_WHAT THE EXERCISE ASKS_
Within the records, which lines hold the string "توزیع"? Report each one by copying it.

INPUT below:

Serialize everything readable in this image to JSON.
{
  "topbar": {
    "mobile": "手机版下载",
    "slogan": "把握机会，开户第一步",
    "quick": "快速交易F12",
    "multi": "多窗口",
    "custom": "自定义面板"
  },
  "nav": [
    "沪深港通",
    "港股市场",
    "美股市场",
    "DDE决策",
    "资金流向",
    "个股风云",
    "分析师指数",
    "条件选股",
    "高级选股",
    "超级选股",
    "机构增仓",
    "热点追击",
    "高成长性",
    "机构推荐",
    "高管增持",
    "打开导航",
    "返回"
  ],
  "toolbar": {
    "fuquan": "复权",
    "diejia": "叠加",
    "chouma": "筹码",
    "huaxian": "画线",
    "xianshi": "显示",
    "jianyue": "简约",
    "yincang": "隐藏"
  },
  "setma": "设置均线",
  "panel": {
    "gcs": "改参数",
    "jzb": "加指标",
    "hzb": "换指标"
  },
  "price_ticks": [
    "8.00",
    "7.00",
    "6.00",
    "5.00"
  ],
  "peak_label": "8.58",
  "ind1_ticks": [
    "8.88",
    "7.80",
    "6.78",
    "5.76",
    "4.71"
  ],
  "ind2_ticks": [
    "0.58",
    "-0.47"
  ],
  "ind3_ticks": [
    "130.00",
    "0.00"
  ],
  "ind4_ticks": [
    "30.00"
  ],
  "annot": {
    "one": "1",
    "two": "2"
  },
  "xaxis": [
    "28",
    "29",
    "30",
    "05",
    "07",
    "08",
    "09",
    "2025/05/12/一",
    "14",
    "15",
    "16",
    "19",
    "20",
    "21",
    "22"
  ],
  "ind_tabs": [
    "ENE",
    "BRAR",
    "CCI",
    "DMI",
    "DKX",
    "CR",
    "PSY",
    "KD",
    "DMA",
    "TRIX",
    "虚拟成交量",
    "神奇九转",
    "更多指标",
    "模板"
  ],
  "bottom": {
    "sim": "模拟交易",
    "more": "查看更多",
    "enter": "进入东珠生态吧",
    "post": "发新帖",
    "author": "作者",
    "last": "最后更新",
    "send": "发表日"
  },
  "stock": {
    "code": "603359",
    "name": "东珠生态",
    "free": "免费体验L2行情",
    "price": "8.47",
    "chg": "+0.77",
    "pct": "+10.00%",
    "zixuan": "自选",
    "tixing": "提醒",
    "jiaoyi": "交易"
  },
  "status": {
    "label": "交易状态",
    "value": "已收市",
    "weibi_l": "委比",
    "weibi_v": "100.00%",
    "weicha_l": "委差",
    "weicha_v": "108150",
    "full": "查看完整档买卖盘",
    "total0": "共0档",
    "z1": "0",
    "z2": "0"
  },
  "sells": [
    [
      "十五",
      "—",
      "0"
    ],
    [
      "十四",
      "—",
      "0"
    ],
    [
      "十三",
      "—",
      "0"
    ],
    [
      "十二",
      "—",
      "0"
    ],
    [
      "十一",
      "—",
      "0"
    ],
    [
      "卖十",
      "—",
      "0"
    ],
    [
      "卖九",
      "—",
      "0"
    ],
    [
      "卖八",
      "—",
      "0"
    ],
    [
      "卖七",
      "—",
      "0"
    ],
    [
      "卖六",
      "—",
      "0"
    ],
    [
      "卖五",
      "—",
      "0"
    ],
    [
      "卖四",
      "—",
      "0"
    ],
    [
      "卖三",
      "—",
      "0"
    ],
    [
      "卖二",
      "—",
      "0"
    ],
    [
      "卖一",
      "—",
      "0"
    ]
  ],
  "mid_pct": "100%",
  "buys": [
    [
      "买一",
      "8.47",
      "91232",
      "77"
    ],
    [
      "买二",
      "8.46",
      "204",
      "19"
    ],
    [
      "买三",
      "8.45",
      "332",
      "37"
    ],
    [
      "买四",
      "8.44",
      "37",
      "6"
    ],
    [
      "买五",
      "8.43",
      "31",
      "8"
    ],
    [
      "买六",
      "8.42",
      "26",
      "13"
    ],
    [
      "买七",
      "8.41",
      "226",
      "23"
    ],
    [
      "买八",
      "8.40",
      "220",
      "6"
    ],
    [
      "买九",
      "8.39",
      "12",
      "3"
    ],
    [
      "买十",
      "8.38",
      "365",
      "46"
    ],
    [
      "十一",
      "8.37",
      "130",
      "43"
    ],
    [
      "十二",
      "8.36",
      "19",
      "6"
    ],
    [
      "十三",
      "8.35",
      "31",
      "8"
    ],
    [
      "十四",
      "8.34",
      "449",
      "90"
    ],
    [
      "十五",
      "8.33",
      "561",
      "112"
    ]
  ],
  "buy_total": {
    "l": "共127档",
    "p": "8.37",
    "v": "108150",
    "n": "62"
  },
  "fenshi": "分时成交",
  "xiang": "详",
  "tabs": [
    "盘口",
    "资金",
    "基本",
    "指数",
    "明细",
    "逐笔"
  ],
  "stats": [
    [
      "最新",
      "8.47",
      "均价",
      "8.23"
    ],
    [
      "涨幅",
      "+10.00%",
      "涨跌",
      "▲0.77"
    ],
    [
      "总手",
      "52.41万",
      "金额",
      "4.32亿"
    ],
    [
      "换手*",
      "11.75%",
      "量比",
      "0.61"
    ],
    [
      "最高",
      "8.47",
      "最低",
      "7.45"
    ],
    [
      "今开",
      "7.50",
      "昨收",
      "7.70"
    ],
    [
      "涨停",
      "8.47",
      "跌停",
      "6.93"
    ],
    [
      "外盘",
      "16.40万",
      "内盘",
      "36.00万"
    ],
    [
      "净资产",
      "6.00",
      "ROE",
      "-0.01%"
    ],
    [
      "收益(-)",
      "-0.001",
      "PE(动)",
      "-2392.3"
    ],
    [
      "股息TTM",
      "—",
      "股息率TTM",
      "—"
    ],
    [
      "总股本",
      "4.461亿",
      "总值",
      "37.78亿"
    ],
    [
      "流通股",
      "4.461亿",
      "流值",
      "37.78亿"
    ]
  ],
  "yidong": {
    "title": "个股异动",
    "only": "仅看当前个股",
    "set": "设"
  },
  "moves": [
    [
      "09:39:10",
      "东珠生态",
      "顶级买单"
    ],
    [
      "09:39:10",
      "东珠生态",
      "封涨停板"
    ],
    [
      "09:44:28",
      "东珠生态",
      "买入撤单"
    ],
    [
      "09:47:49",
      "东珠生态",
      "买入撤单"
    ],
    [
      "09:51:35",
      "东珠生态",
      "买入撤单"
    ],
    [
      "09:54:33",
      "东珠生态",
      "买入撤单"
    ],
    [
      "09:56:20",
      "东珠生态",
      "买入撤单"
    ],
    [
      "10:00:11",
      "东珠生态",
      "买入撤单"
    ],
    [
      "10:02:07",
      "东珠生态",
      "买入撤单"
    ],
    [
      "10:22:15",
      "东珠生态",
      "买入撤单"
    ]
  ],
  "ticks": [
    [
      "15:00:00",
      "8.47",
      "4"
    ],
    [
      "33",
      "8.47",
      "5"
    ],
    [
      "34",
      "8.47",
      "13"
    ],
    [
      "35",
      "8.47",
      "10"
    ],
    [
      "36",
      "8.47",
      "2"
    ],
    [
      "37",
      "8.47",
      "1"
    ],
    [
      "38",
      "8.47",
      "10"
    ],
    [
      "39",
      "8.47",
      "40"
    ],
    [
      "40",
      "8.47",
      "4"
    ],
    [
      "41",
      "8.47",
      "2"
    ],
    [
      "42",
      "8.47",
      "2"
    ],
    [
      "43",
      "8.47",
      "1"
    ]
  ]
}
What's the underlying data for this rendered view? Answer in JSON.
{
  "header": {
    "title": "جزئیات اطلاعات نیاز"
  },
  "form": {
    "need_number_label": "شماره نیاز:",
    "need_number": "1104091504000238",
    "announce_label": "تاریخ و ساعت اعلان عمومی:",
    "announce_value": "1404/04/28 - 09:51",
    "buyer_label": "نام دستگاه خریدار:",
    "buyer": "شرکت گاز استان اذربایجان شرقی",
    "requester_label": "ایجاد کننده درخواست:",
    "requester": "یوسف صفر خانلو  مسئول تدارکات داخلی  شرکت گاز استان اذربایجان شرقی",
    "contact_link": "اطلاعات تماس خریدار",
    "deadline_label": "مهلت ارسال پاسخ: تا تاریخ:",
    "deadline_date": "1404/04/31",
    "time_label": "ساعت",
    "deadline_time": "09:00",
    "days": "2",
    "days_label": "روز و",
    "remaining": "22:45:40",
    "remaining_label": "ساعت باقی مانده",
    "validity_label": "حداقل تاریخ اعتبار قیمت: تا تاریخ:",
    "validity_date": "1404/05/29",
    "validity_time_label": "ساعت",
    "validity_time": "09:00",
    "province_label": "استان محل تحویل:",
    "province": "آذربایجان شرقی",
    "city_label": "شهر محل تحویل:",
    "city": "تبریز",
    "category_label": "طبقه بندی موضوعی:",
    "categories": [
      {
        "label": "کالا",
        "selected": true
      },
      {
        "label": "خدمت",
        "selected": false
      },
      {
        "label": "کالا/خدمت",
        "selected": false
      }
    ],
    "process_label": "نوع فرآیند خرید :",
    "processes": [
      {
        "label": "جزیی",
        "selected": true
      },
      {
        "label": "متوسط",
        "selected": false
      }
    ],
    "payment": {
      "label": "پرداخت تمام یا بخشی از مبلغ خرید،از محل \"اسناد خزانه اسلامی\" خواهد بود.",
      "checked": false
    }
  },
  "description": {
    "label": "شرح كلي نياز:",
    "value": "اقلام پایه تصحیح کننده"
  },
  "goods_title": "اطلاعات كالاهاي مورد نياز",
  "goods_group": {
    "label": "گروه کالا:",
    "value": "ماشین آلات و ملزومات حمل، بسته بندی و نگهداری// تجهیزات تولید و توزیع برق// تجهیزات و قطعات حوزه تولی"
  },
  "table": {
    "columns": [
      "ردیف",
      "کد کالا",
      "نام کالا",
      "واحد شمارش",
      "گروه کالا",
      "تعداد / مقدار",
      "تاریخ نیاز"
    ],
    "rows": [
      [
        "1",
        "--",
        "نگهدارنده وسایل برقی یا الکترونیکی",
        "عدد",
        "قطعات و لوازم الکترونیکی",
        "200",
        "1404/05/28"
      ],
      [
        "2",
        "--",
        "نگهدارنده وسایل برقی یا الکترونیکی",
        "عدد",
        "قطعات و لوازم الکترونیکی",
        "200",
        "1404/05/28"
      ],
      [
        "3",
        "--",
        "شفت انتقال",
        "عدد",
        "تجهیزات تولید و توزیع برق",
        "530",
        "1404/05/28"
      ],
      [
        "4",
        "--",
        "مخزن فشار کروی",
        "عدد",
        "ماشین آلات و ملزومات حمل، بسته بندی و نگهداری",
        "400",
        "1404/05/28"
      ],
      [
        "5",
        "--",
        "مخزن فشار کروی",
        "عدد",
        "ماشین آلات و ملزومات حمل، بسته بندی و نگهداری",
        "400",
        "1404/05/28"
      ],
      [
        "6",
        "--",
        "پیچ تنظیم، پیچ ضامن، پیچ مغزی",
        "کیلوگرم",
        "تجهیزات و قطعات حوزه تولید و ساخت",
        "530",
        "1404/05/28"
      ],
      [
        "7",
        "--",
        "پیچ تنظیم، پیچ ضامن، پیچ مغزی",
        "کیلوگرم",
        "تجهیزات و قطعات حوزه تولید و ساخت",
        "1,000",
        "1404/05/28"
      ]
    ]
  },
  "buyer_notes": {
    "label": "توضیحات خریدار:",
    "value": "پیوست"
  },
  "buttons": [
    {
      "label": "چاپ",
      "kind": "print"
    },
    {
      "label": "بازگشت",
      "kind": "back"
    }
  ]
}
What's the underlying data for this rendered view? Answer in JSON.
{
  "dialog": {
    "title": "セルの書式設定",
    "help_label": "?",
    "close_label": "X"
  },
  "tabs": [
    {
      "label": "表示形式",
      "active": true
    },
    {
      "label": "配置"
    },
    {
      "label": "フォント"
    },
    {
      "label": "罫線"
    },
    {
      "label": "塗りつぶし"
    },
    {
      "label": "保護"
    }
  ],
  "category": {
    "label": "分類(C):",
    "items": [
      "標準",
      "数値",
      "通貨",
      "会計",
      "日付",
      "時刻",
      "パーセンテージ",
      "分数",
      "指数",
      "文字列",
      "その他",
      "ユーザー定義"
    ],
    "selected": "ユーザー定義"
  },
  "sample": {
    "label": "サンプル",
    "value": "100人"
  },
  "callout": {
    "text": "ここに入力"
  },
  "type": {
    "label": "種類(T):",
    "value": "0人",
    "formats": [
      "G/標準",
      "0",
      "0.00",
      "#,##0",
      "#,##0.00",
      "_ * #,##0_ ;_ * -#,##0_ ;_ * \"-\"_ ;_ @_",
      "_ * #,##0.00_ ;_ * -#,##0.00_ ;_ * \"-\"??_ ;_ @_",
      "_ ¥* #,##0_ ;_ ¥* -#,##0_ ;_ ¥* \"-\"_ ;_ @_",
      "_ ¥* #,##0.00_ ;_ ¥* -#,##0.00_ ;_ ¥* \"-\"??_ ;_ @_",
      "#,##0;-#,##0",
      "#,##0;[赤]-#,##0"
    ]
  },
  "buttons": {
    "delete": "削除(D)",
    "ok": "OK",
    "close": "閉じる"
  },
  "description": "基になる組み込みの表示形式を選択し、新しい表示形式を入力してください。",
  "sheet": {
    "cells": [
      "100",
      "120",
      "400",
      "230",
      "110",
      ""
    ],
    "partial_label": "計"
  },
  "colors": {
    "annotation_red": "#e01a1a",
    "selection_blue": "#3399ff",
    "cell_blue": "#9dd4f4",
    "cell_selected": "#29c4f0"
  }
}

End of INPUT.

_ANSWER BELOW_
    "value": "ماشین آلات و ملزومات حمل، بسته بندی و نگهداری// تجهیزات تولید و توزیع برق// تجهیزات و قطعات حوزه تولی"
        "تجهیزات تولید و توزیع برق",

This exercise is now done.